Dataset rows for apps and sites
>>

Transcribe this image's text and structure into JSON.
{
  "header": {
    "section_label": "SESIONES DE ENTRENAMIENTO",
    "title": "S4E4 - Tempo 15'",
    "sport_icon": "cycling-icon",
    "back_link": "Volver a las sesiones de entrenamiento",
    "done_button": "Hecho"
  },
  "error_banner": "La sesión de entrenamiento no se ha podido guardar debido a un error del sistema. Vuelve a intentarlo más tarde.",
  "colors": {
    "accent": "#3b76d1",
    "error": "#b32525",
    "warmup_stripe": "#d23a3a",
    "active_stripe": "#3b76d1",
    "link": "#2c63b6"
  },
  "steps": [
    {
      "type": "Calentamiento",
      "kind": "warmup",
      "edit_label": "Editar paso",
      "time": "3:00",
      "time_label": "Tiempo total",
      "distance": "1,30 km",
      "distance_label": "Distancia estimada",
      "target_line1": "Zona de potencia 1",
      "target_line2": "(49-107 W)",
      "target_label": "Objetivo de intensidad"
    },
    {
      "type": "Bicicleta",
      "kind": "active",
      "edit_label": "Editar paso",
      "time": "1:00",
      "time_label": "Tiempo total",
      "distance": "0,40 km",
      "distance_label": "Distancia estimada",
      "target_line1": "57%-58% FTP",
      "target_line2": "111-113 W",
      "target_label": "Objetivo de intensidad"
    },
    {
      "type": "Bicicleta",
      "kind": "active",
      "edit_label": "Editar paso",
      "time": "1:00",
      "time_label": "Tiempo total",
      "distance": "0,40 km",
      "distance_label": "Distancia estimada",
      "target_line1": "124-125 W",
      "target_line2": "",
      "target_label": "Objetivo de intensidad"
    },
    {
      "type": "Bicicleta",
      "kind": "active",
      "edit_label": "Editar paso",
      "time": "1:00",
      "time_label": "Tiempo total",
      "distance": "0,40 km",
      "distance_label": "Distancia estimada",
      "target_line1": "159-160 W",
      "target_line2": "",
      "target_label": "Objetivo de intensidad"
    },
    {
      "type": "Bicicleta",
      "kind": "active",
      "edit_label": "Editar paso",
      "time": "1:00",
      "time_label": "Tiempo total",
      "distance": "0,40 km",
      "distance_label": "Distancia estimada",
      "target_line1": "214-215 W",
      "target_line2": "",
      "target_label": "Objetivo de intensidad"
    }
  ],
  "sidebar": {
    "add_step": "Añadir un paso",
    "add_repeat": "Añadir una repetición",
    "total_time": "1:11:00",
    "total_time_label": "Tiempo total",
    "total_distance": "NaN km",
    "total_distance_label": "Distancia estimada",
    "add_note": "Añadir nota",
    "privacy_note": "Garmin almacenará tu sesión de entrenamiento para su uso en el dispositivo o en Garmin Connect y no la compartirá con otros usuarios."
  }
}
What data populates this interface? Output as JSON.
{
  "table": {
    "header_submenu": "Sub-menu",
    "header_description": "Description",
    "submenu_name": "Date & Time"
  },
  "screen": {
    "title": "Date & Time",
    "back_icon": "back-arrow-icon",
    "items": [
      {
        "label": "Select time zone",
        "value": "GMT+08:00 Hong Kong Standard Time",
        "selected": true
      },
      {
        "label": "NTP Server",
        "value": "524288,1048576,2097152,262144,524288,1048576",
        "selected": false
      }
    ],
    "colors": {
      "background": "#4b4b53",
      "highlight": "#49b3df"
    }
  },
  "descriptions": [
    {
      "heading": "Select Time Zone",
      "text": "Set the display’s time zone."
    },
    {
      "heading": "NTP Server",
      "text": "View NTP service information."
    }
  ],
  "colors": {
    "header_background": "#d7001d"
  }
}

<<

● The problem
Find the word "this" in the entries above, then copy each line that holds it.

● Exercise answer
Transcribe this image's text and structure into JSON.
What data populates this interface? Output as JSON.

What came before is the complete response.